Besides the many local meetups, there are also larger events about WordPress, the WordCamps. This is a multi-day meeting that brings together hundreds of WordPressers from around the world once a year.
Dozens of speakers then give presentations about their field of expertise, from security to the latest developments in web development. During this worldwide WordCamp, founder Matt Mullenweg will also be present, who will be telling his annual ‘State of the Word’. In this speech, Matt shares his thoughts and ideas about what has been achieved with WordPress and where it is moving towards in the future.

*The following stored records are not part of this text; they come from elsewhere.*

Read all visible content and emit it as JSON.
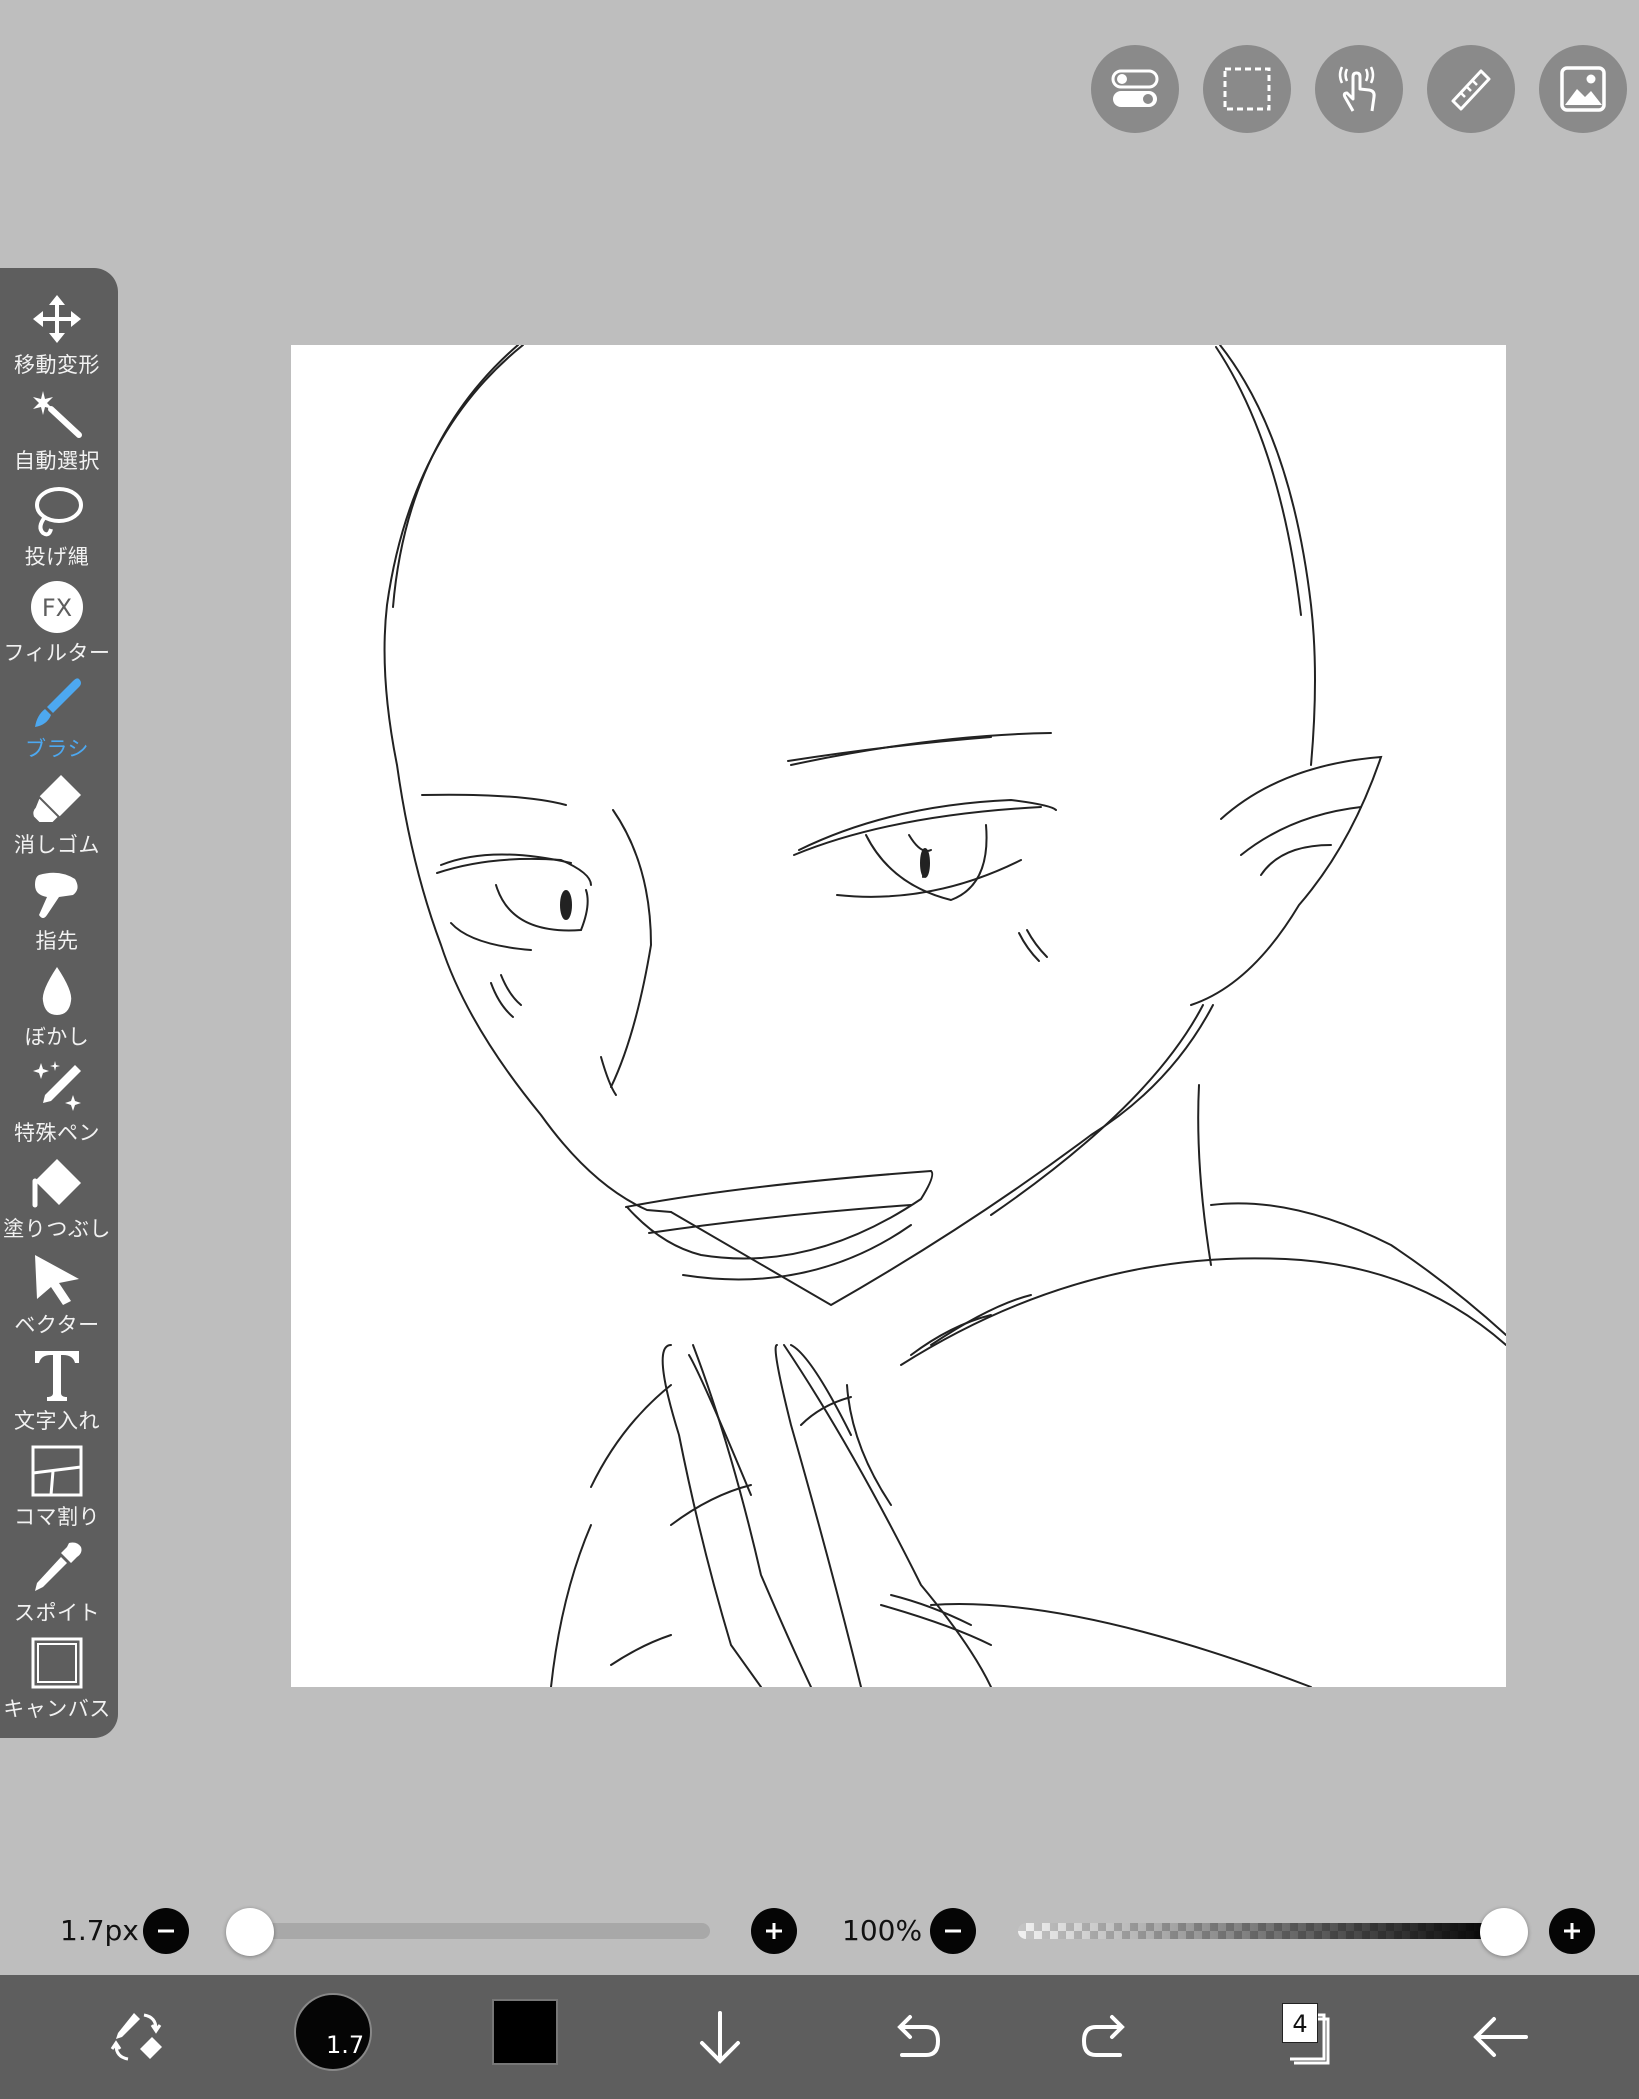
{
  "top_toolbar": {
    "buttons": [
      {
        "name": "toggle-icon"
      },
      {
        "name": "selection-icon"
      },
      {
        "name": "touch-gesture-icon"
      },
      {
        "name": "ruler-icon"
      },
      {
        "name": "image-icon"
      }
    ]
  },
  "toolbar": {
    "tools": [
      {
        "label": "移動変形",
        "icon": "move-transform-icon"
      },
      {
        "label": "自動選択",
        "icon": "magic-wand-icon"
      },
      {
        "label": "投げ縄",
        "icon": "lasso-icon"
      },
      {
        "label": "フィルター",
        "icon": "fx-filter-icon"
      },
      {
        "label": "ブラシ",
        "icon": "brush-icon",
        "active": true
      },
      {
        "label": "消しゴム",
        "icon": "eraser-icon"
      },
      {
        "label": "指先",
        "icon": "finger-smudge-icon"
      },
      {
        "label": "ぼかし",
        "icon": "blur-drop-icon"
      },
      {
        "label": "特殊ペン",
        "icon": "special-pen-icon"
      },
      {
        "label": "塗りつぶし",
        "icon": "fill-bucket-icon"
      },
      {
        "label": "ベクター",
        "icon": "vector-cursor-icon"
      },
      {
        "label": "文字入れ",
        "icon": "text-icon"
      },
      {
        "label": "コマ割り",
        "icon": "panel-split-icon"
      },
      {
        "label": "スポイト",
        "icon": "eyedropper-icon"
      },
      {
        "label": "キャンバス",
        "icon": "canvas-icon"
      }
    ],
    "filter_text": "FX"
  },
  "brush_size": {
    "value_label": "1.7px",
    "level": 0.03
  },
  "opacity": {
    "value_label": "100%",
    "level": 1.0
  },
  "bottom_bar": {
    "brush_size_label": "1.7",
    "current_color": "#000000",
    "layer_count": "4"
  },
  "colors": {
    "background": "#bebebe",
    "panel": "#5e5e5e",
    "accent": "#4da8f0",
    "button_gray": "#8a8a8a"
  }
}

I personally went to the WordCamp Europe, which was held in 2013 in Leiden. For two days there were many lectures and presentations about WordPress and all its facets. There you met the cream of the WordPress community, including organizations and companies that do things with WordPress.
And that industry has become big. According to Matt Mullenweg, there are now more than 20,000 people who earn their living with WordPress.
These WordCamps are generally for the more experienced WordPress user. During these days there are also meetings, where developers get to work together, the so-called hackathons.
‘But the WordCamps are also for inexperienced visitors,’ says Monique Dubbelman. ‘We are seeing an increase in participants of all kinds, from bloggers to developers. There is usually sufficient offer for all levels.’
WordPress has only been in existence for 15 years, but in that time it has become the most important cms in the world. And it is still growing. Because an increasing number of people are working with WordPress instead of similar systems like Joomla or Drupal.
The popularity is partly due to the WordPress Community; the people who (often selflessly) dedicate themselves to improving and distributing WordPress. On the meetups and WordCamps, they come together. We must continue to cherish that.